Thursday, May 04, 2006

The Genius with an extra set of chromosomes

It is funny how often people are surprised to learn that Hannah has Down Syndrome. Often the only giveaway is when they ask about the age difference and I say that she is Kit's twin - his older sister in fact. This surprises people because she looks smaller, has a bit more of a baby face and is not walking at nearly 19 months (all factors which are not even a definite result of the T21 - they are fraternal twins after all).

I have had a Dr at the children's hospital ask if we had had her checked (did he really think that T21 is something you 'claim' your child has when they don't?).

Just this week I have had occassion to take the twins to two different GPs - one is Hannah's so he knows her history but still he was pleased (in a surprised sort of way) with how 'well' she is going. He commented on her definite personality (she was grumpy because she couldn't lift up the scales in his office)and the fact that she is getting stronger in the legs. He seemed surprised when she was able to communicate with him quite clearly. It won't be too long before he is able to say 'Down Syndrome' rather than mumbling about her 'problem' - she is teaching him well.

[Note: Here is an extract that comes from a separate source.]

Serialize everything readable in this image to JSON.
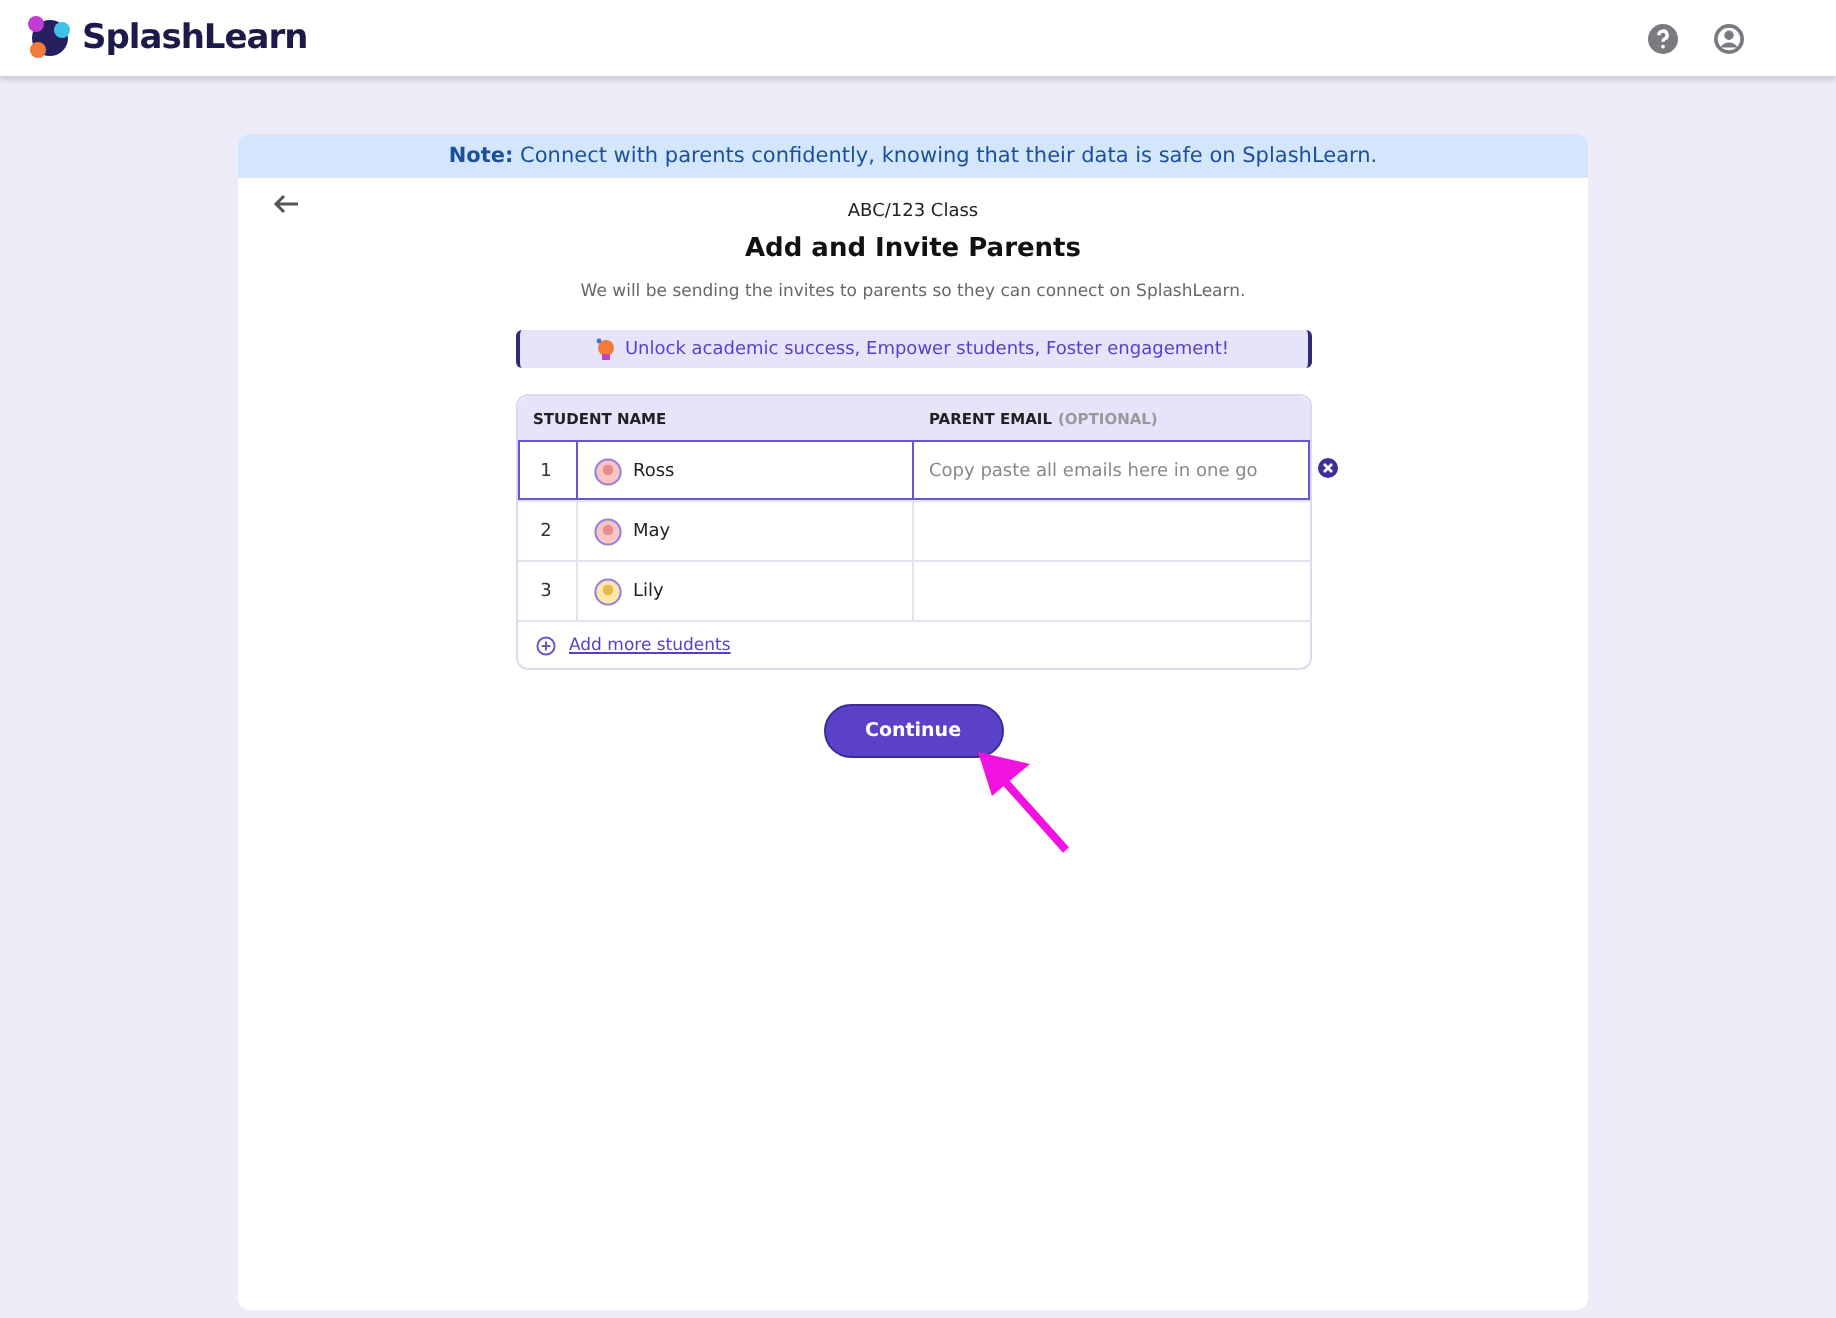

Then on Monday and again this afternoon a GP I have been taking Kit to for his ear infection also commented on how good she was - very responsive and animated - he gave Kit a jelly bean but was a bit worried that Hannah would choke on it - imagine his face when she chewed it with delight and midway through in a very clear voice and with sign to accomapny for emphasis said "MORE". Well heaven help my babies when I am ringside at their future sporting events - I was so proud of her. Both babies happily waved 'bye' as they finished off their jelly beans. The GP was impressed with how close she was to Kit in her responsiveness.

Mostly I take great pride in the fact that doctors are so impressed with her capabilities - yes I know that she is very clever. Another part of me wonders though at how outdated their understanding of what my Hannah is capable of must be. At least she is doing her best to be an ambassador for her 'people'. It is with pleasure in her abilities and her lovely nature that I let people know she has T21 - I want to break down as many barriers for her as I can and so many of them seem to be rooted in people's misconceptions and negative stereotypes. Her reality and what she brings to our family and the wider community is so much more than that.

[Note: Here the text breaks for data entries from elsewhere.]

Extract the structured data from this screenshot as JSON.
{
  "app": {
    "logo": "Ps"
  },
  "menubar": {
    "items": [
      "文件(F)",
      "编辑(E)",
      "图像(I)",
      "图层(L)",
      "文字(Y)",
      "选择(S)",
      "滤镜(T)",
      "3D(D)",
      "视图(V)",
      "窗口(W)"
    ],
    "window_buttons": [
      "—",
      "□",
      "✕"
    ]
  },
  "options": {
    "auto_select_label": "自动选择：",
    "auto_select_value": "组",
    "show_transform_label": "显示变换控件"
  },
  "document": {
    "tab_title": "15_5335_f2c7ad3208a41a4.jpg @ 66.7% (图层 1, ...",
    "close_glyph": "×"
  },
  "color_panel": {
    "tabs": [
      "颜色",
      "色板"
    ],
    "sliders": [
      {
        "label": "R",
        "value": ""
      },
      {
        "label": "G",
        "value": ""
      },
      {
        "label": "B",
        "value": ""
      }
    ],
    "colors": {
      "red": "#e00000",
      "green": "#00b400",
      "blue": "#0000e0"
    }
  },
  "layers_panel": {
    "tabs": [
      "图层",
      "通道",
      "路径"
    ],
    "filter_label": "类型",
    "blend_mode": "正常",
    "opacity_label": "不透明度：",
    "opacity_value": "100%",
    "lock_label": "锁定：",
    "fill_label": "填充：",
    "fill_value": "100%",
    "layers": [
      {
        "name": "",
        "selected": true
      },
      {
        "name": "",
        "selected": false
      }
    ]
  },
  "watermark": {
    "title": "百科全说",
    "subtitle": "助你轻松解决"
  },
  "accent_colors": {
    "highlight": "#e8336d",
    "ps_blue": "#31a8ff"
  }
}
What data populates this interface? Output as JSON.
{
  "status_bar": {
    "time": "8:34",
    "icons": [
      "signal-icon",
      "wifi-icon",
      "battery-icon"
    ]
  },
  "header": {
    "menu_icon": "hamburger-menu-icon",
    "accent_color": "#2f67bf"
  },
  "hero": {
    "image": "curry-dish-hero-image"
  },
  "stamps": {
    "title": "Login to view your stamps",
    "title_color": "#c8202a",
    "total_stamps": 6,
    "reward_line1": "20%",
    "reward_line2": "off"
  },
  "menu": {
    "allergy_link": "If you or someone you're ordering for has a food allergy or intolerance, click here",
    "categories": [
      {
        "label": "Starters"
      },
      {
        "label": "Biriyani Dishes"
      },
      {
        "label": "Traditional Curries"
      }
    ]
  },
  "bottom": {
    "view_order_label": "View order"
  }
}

Tuesday, May 02, 2006


This shows Kit's wild side. When you are pregnant it seems as if the babies you carry are blank slates, perfect children - they can be anything you want them to be. Both my twins quickly showed me that they were their own people - and I love it. One of the great joys of parenting is the challenge that this brings. These little ones are in my care and I can shape them by the way I nurture them and the environment I provide for them but they are also beings in their own right with their own natures and they shape me as much as I do them. Kit's fiery nature was a bit of a surprise and it can make him a challenge but I would not change him for all the world. I hope he always has that fire in the belly - that he won't suffer fools gladly. And I also am very grateful for his gentle and compassionate side - yes I can see that it is there already - part of who he is. I am so blessed to have him as my son.

I love this one. It is in the afternoon and the twins and I are just playing. Kit loves accessories and music - here he has his treasured 'manbag' and is about to select a CD to dance to.

This was taken when the twins and I were picnicking last year. I like it because it shows his sense of fun and wonder. My 'little brown mouse' has beautiful eyes.

Kit loves animals - especially dogs, cats and birds. At the moment one of the cats from our street has started hanging around. Kit absolutely loves him. Perhaps this obsession started here?

For the first couple of weeks this little fellow barely opened his eyes. Who would have believed that the 'placid' baby who slept a lot would become the energetic, strongwilled toddler he is today? This photo shows the change as it was starting to happen.